The task: In the listing, find every line that has the string "Configuration" and copy it.

Given data START

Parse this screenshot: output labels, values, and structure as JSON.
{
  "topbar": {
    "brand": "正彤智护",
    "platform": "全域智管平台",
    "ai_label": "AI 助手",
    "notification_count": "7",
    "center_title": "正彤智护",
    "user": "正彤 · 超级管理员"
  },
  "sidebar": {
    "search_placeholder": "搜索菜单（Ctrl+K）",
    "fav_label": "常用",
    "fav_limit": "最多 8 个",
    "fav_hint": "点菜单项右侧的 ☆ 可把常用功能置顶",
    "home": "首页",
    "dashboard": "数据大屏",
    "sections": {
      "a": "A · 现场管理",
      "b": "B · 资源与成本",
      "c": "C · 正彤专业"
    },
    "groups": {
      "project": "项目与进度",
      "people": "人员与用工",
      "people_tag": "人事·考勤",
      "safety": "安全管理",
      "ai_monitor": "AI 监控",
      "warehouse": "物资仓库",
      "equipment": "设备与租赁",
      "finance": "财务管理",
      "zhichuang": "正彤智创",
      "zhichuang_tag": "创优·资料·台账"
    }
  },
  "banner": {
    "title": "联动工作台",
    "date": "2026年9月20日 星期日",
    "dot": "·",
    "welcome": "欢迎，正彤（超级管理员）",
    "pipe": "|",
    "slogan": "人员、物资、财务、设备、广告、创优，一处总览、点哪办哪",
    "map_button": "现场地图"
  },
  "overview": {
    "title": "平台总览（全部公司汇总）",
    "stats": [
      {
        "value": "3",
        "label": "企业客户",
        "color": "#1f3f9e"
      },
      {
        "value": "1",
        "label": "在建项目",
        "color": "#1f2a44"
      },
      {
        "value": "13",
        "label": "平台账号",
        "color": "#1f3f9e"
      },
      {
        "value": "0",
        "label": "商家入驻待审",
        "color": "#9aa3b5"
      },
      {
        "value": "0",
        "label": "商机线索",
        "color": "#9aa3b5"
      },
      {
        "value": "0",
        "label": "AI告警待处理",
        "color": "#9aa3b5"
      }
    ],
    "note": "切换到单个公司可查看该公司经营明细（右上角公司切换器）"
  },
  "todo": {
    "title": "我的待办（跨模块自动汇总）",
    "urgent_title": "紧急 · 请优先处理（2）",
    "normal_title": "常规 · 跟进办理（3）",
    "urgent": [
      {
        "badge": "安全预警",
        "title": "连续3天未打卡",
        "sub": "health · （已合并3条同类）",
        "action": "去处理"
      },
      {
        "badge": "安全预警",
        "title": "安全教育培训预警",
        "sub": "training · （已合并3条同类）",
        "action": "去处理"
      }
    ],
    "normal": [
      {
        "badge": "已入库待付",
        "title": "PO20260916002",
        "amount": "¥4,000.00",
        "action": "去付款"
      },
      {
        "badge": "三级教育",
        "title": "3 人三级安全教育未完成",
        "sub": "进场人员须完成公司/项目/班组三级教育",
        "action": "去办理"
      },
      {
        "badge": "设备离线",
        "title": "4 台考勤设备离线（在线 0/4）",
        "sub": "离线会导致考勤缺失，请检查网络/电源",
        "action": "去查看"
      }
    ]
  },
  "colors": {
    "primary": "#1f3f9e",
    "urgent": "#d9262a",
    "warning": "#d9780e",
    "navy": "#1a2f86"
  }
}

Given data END
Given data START

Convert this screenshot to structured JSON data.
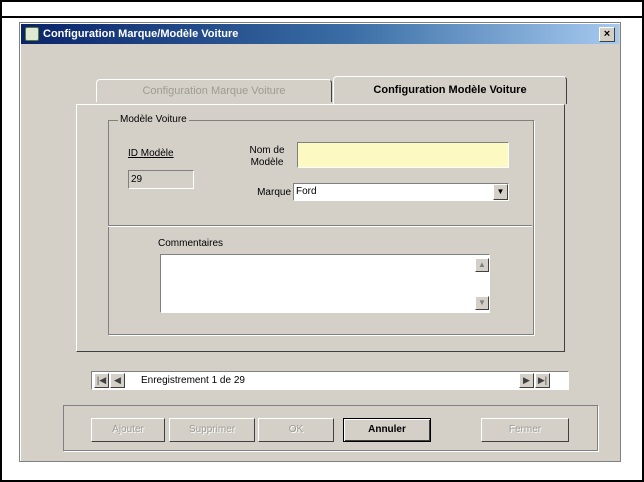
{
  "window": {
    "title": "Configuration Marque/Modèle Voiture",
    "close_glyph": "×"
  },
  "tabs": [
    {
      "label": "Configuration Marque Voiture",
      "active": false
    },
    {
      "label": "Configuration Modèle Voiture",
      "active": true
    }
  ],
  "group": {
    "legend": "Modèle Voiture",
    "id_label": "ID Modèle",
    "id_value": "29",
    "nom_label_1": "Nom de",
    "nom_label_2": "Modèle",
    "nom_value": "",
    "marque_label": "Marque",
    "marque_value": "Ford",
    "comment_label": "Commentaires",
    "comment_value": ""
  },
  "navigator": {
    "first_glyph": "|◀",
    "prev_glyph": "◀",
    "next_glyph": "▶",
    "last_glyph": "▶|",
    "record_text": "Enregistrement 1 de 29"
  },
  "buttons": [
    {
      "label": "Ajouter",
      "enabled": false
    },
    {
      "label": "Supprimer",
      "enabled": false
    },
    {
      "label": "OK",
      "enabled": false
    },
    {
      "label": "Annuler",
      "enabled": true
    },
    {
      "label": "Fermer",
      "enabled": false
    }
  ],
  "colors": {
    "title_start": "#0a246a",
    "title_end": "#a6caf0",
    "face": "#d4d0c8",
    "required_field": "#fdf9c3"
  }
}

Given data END

Exercise output:
    "title": "Configuration Marque/Modèle Voiture",
      "label": "Configuration Marque Voiture",
      "label": "Configuration Modèle Voiture",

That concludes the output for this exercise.